##### DATA TO EXAMINE #####
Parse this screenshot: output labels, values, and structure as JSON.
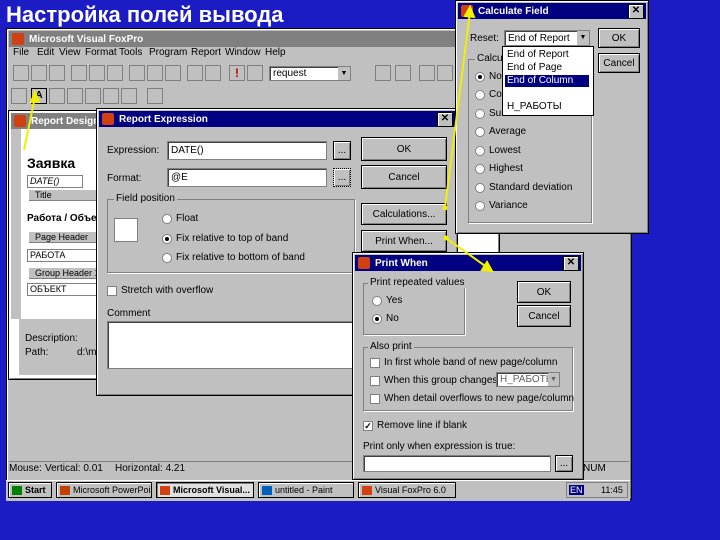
{
  "slide": {
    "title": "Настройка полей вывода"
  },
  "vfp": {
    "title": "Microsoft Visual FoxPro",
    "menu": [
      "File",
      "Edit",
      "View",
      "Format",
      "Tools",
      "Program",
      "Report",
      "Window",
      "Help"
    ],
    "toolbar_combo": "request",
    "status_bar": {
      "mode": "Mouse:",
      "vertical": "Vertical:  0.01",
      "horizontal": "Horizontal:  4.21",
      "num": "NUM"
    }
  },
  "report_designer": {
    "title": "Report Designer",
    "labels": {
      "title_text": "Заявка",
      "date_field": "DATE()",
      "rabota_label": "Работа / Объект",
      "rabota_field": "РАБОТА",
      "obekt_field": "ОБЪЕКТ"
    },
    "bands": [
      "Title",
      "Page Header",
      "Group Header 1"
    ],
    "description_label": "Description:",
    "path_label": "Path:",
    "path_value": "d:\\my"
  },
  "report_expression": {
    "title": "Report Expression",
    "expression_label": "Expression:",
    "expression_value": "DATE()",
    "format_label": "Format:",
    "format_value": "@E",
    "ellipsis": "...",
    "ok": "OK",
    "cancel": "Cancel",
    "calculations": "Calculations...",
    "print_when": "Print When...",
    "field_position": {
      "title": "Field position",
      "options": [
        "Float",
        "Fix relative to top of band",
        "Fix relative to bottom of band"
      ],
      "selected_index": 1
    },
    "stretch": "Stretch with overflow",
    "comment_label": "Comment"
  },
  "calculate_field": {
    "title": "Calculate Field",
    "reset_label": "Reset:",
    "reset_value": "End of Report",
    "ok": "OK",
    "cancel": "Cancel",
    "calculate_label": "Calculate",
    "dropdown_options": [
      "End of Report",
      "End of Page",
      "End of Column",
      "Н_РАБОТЫ"
    ],
    "dropdown_selected_index": 2,
    "options": [
      "Nothing",
      "Count",
      "Sum",
      "Average",
      "Lowest",
      "Highest",
      "Standard deviation",
      "Variance"
    ],
    "visible_labels": [
      "Noth",
      "Cou",
      "Sum",
      "Average",
      "Lowest",
      "Highest",
      "Standard deviation",
      "Variance"
    ],
    "selected_index": 0
  },
  "print_when": {
    "title": "Print When",
    "repeated_title": "Print repeated values",
    "yes": "Yes",
    "no": "No",
    "repeated_selected": "No",
    "also_print_title": "Also print",
    "also_print_options": [
      "In first whole band of new page/column",
      "When this group changes",
      "When detail overflows to new page/column"
    ],
    "group_combo": "Н_РАБОТЫ",
    "remove_line": "Remove line if blank",
    "remove_line_checked": true,
    "expression_label": "Print only when expression is true:",
    "ellipsis": "...",
    "ok": "OK",
    "cancel": "Cancel"
  },
  "taskbar": {
    "start": "Start",
    "items": [
      "Microsoft PowerPoi...",
      "Microsoft Visual...",
      "untitled - Paint",
      "Visual FoxPro 6.0"
    ],
    "tray_lang": "EN",
    "clock": "11:45"
  },
  "colors": {
    "desktop": "#1c1cc4",
    "titlebar": "#000080",
    "arrow": "#f0f000",
    "face": "#c0c0c0"
  }
}
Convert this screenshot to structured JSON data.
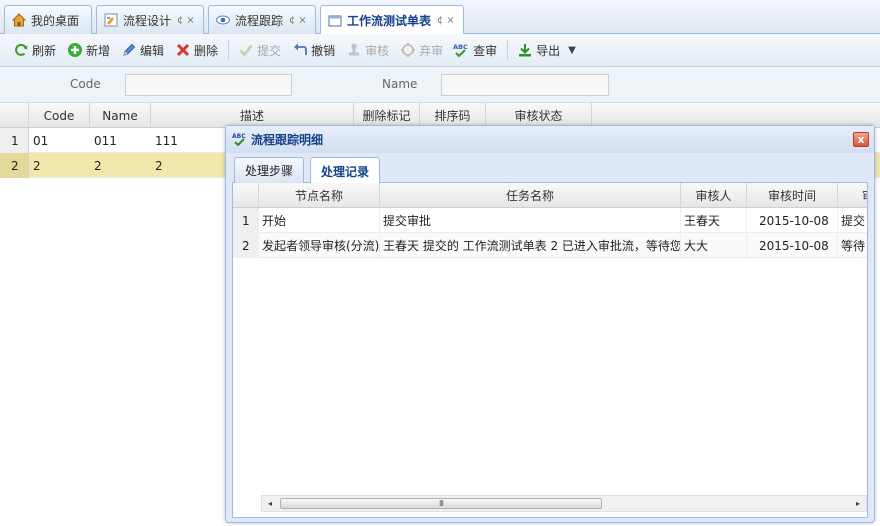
{
  "tabs": [
    {
      "label": "我的桌面",
      "icon": "home-icon",
      "closable": false
    },
    {
      "label": "流程设计",
      "icon": "design-icon",
      "closable": true
    },
    {
      "label": "流程跟踪",
      "icon": "eye-icon",
      "closable": true
    },
    {
      "label": "工作流测试单表",
      "icon": "window-icon",
      "closable": true,
      "active": true
    }
  ],
  "tab_controls": {
    "refresh": "¢",
    "close": "×"
  },
  "toolbar": {
    "refresh": "刷新",
    "add": "新增",
    "edit": "编辑",
    "delete": "删除",
    "submit": "提交",
    "revoke": "撤销",
    "audit": "审核",
    "abandon": "弃审",
    "check": "查审",
    "export": "导出"
  },
  "search": {
    "code_label": "Code",
    "code_value": "",
    "name_label": "Name",
    "name_value": ""
  },
  "grid": {
    "columns": [
      "Code",
      "Name",
      "描述",
      "删除标记",
      "排序码",
      "审核状态"
    ],
    "rows": [
      {
        "num": "1",
        "code": "01",
        "name": "011",
        "desc": "111"
      },
      {
        "num": "2",
        "code": "2",
        "name": "2",
        "desc": "2",
        "selected": true
      }
    ]
  },
  "dialog": {
    "title": "流程跟踪明细",
    "icon_text": "ABC",
    "close_glyph": "x",
    "tabs": [
      "处理步骤",
      "处理记录"
    ],
    "active_tab": "处理记录",
    "columns": [
      "节点名称",
      "任务名称",
      "审核人",
      "审核时间",
      "审"
    ],
    "rows": [
      {
        "num": "1",
        "node": "开始",
        "task": "提交审批",
        "reviewer": "王春天",
        "time": "2015-10-08",
        "more": "提交"
      },
      {
        "num": "2",
        "node": "发起者领导审核(分流)",
        "task": "王春天 提交的 工作流测试单表 2 已进入审批流，等待您",
        "reviewer": "大大",
        "time": "2015-10-08",
        "more": "等待"
      }
    ],
    "scrollbar": {
      "left": "◂",
      "right": "▸",
      "grip": "III"
    }
  },
  "colors": {
    "accent": "#15428b",
    "border": "#99bbe8",
    "selected_row": "#f1e7ab"
  }
}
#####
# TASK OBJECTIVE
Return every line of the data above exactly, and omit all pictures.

# RESULT OF THIS TASK
Parse this screenshot: output labels, values, and structure as JSON.
{
  "slide": {
    "title": "Настройка полей вывода"
  },
  "vfp": {
    "title": "Microsoft Visual FoxPro",
    "menu": [
      "File",
      "Edit",
      "View",
      "Format",
      "Tools",
      "Program",
      "Report",
      "Window",
      "Help"
    ],
    "toolbar_combo": "request",
    "status_bar": {
      "mode": "Mouse:",
      "vertical": "Vertical:  0.01",
      "horizontal": "Horizontal:  4.21",
      "num": "NUM"
    }
  },
  "report_designer": {
    "title": "Report Designer",
    "labels": {
      "title_text": "Заявка",
      "date_field": "DATE()",
      "rabota_label": "Работа / Объект",
      "rabota_field": "РАБОТА",
      "obekt_field": "ОБЪЕКТ"
    },
    "bands": [
      "Title",
      "Page Header",
      "Group Header 1"
    ],
    "description_label": "Description:",
    "path_label": "Path:",
    "path_value": "d:\\my"
  },
  "report_expression": {
    "title": "Report Expression",
    "expression_label": "Expression:",
    "expression_value": "DATE()",
    "format_label": "Format:",
    "format_value": "@E",
    "ellipsis": "...",
    "ok": "OK",
    "cancel": "Cancel",
    "calculations": "Calculations...",
    "print_when": "Print When...",
    "field_position": {
      "title": "Field position",
      "options": [
        "Float",
        "Fix relative to top of band",
        "Fix relative to bottom of band"
      ],
      "selected_index": 1
    },
    "stretch": "Stretch with overflow",
    "comment_label": "Comment"
  },
  "calculate_field": {
    "title": "Calculate Field",
    "reset_label": "Reset:",
    "reset_value": "End of Report",
    "ok": "OK",
    "cancel": "Cancel",
    "calculate_label": "Calculate",
    "dropdown_options": [
      "End of Report",
      "End of Page",
      "End of Column",
      "Н_РАБОТЫ"
    ],
    "dropdown_selected_index": 2,
    "options": [
      "Nothing",
      "Count",
      "Sum",
      "Average",
      "Lowest",
      "Highest",
      "Standard deviation",
      "Variance"
    ],
    "visible_labels": [
      "Noth",
      "Cou",
      "Sum",
      "Average",
      "Lowest",
      "Highest",
      "Standard deviation",
      "Variance"
    ],
    "selected_index": 0
  },
  "print_when": {
    "title": "Print When",
    "repeated_title": "Print repeated values",
    "yes": "Yes",
    "no": "No",
    "repeated_selected": "No",
    "also_print_title": "Also print",
    "also_print_options": [
      "In first whole band of new page/column",
      "When this group changes",
      "When detail overflows to new page/column"
    ],
    "group_combo": "Н_РАБОТЫ",
    "remove_line": "Remove line if blank",
    "remove_line_checked": true,
    "expression_label": "Print only when expression is true:",
    "ellipsis": "...",
    "ok": "OK",
    "cancel": "Cancel"
  },
  "taskbar": {
    "start": "Start",
    "items": [
      "Microsoft PowerPoi...",
      "Microsoft Visual...",
      "untitled - Paint",
      "Visual FoxPro 6.0"
    ],
    "tray_lang": "EN",
    "clock": "11:45"
  },
  "colors": {
    "desktop": "#1c1cc4",
    "titlebar": "#000080",
    "arrow": "#f0f000",
    "face": "#c0c0c0"
  }
}
Convert this screenshot to structured JSON data.
{
  "tabs": [
    {
      "label": "我的桌面",
      "icon": "home-icon",
      "closable": false
    },
    {
      "label": "流程设计",
      "icon": "design-icon",
      "closable": true
    },
    {
      "label": "流程跟踪",
      "icon": "eye-icon",
      "closable": true
    },
    {
      "label": "工作流测试单表",
      "icon": "window-icon",
      "closable": true,
      "active": true
    }
  ],
  "tab_controls": {
    "refresh": "¢",
    "close": "×"
  },
  "toolbar": {
    "refresh": "刷新",
    "add": "新增",
    "edit": "编辑",
    "delete": "删除",
    "submit": "提交",
    "revoke": "撤销",
    "audit": "审核",
    "abandon": "弃审",
    "check": "查审",
    "export": "导出"
  },
  "search": {
    "code_label": "Code",
    "code_value": "",
    "name_label": "Name",
    "name_value": ""
  },
  "grid": {
    "columns": [
      "Code",
      "Name",
      "描述",
      "删除标记",
      "排序码",
      "审核状态"
    ],
    "rows": [
      {
        "num": "1",
        "code": "01",
        "name": "011",
        "desc": "111"
      },
      {
        "num": "2",
        "code": "2",
        "name": "2",
        "desc": "2",
        "selected": true
      }
    ]
  },
  "dialog": {
    "title": "流程跟踪明细",
    "icon_text": "ABC",
    "close_glyph": "x",
    "tabs": [
      "处理步骤",
      "处理记录"
    ],
    "active_tab": "处理记录",
    "columns": [
      "节点名称",
      "任务名称",
      "审核人",
      "审核时间",
      "审"
    ],
    "rows": [
      {
        "num": "1",
        "node": "开始",
        "task": "提交审批",
        "reviewer": "王春天",
        "time": "2015-10-08",
        "more": "提交"
      },
      {
        "num": "2",
        "node": "发起者领导审核(分流)",
        "task": "王春天 提交的 工作流测试单表 2 已进入审批流，等待您",
        "reviewer": "大大",
        "time": "2015-10-08",
        "more": "等待"
      }
    ],
    "scrollbar": {
      "left": "◂",
      "right": "▸",
      "grip": "III"
    }
  },
  "colors": {
    "accent": "#15428b",
    "border": "#99bbe8",
    "selected_row": "#f1e7ab"
  }
}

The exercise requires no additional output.